[Excerpts from a dataset]
┌────────

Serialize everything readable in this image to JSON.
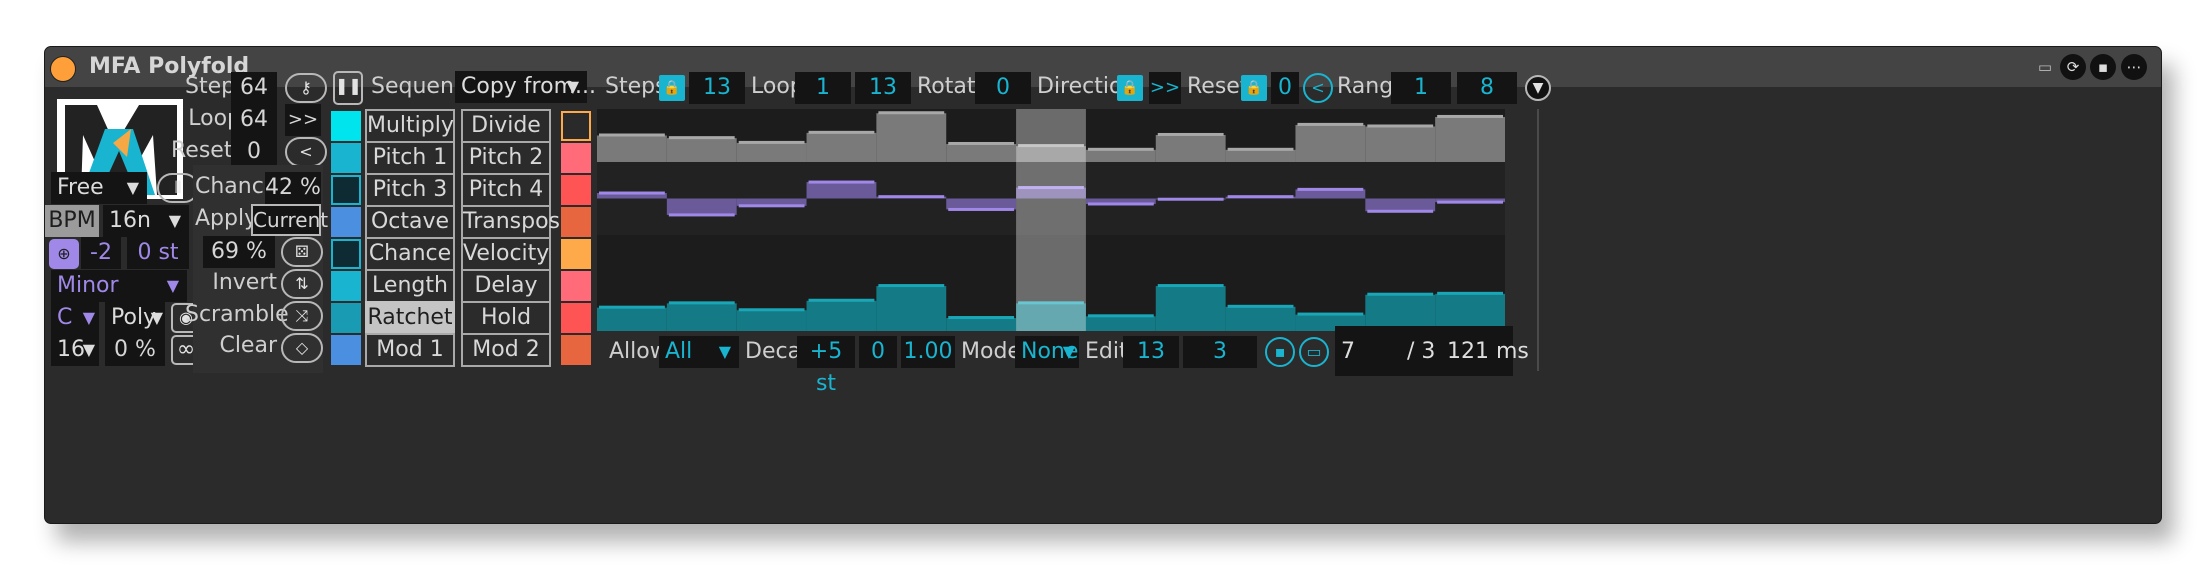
{
  "device": {
    "title": "MFA Polyfold",
    "icons": [
      "calendar-icon",
      "refresh-icon",
      "save-icon",
      "more-icon"
    ]
  },
  "left": {
    "steps_label": "Steps",
    "steps_value": "64",
    "loop_label": "Loop",
    "loop_value": "64",
    "loop_btn": ">>",
    "reset_label": "Reset",
    "reset_value": "0",
    "reset_btn": "<",
    "sync_mode": "Free",
    "bpm_label": "BPM",
    "rate": "16n",
    "transpose": "-2",
    "semitones": "0 st",
    "scale": "Minor",
    "key": "C",
    "voice_mode": "Poly",
    "division": "16",
    "swing": "0 %",
    "infinity": "∞"
  },
  "mid": {
    "chance_label": "Chance",
    "chance_value": "42 %",
    "apply_label": "Apply",
    "apply_value": "Current",
    "prob_value": "69 %",
    "invert_label": "Invert",
    "scramble_label": "Scramble",
    "clear_label": "Clear"
  },
  "sequence": {
    "label": "Sequence",
    "copy_from": "Copy from...",
    "left_buttons": [
      "Multiply",
      "Pitch 1",
      "Pitch 3",
      "Octave",
      "Chance",
      "Length",
      "Ratchet",
      "Mod 1"
    ],
    "right_buttons": [
      "Divide",
      "Pitch 2",
      "Pitch 4",
      "Transpose",
      "Velocity",
      "Delay",
      "Hold",
      "Mod 2"
    ],
    "left_colors": [
      "#00e4ee",
      "#19b4cf",
      "#0e2a33",
      "#4a8fe0",
      "#0e2a33",
      "#19b4cf",
      "#199bb3",
      "#4a8fe0"
    ],
    "right_colors": [
      "#2a2a2a",
      "#ff6b78",
      "#ff5454",
      "#e8663f",
      "#ffaa4a",
      "#ff6b78",
      "#ff5454",
      "#e8663f"
    ],
    "active_index": 6
  },
  "editor": {
    "steps_label": "Steps",
    "steps_value": "13",
    "loop_label": "Loop",
    "loop_start": "1",
    "loop_end": "13",
    "rotate_label": "Rotate",
    "rotate_value": "0",
    "direction_label": "Direction",
    "direction_value": ">>",
    "reset_label": "Reset",
    "reset_value": "0",
    "reset_btn": "<",
    "range_label": "Range",
    "range_low": "1",
    "range_high": "8"
  },
  "chart_data": {
    "type": "bar",
    "x": [
      1,
      2,
      3,
      4,
      5,
      6,
      7,
      8,
      9,
      10,
      11,
      12,
      13
    ],
    "playhead_step": 7,
    "series": [
      {
        "values": [
          0.5,
          0.45,
          0.36,
          0.55,
          0.92,
          0.34,
          0.3,
          0.23,
          0.51,
          0.23,
          0.7,
          0.67,
          0.85
        ]
      },
      {
        "values": [
          0.15,
          -0.45,
          -0.2,
          0.45,
          0.05,
          -0.3,
          0.3,
          -0.15,
          -0.02,
          0.05,
          0.25,
          -0.35,
          -0.1
        ]
      },
      {
        "values": [
          0.27,
          0.32,
          0.24,
          0.35,
          0.52,
          0.15,
          0.32,
          0.17,
          0.52,
          0.28,
          0.19,
          0.42,
          0.43
        ]
      }
    ],
    "colors": [
      "#a8a8a8",
      "#a088e8",
      "#19a7b8"
    ]
  },
  "bottom": {
    "allow_label": "Allow",
    "allow_value": "All",
    "decay_label": "Decay",
    "decay_st": "+5 st",
    "decay_a": "0",
    "decay_b": "1.00",
    "mode_label": "Mode",
    "mode_value": "None",
    "edit_label": "Edit",
    "edit_a": "13",
    "edit_b": "3",
    "readout_a": "7",
    "readout_b": "/ 3",
    "readout_c": "121 ms"
  }
}
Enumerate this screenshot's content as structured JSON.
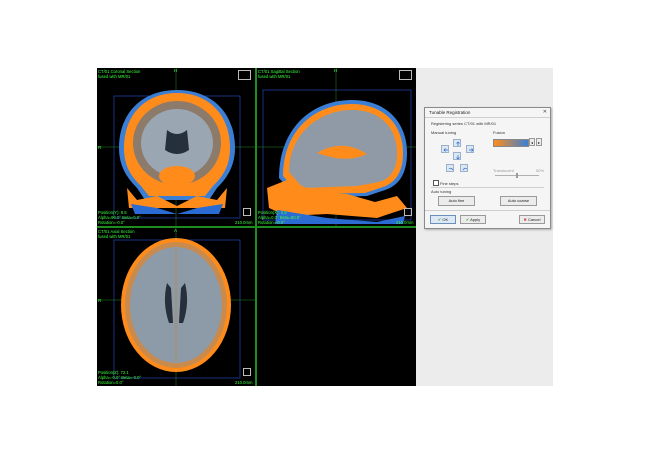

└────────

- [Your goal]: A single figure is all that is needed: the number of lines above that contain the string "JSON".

- [Reply]: 2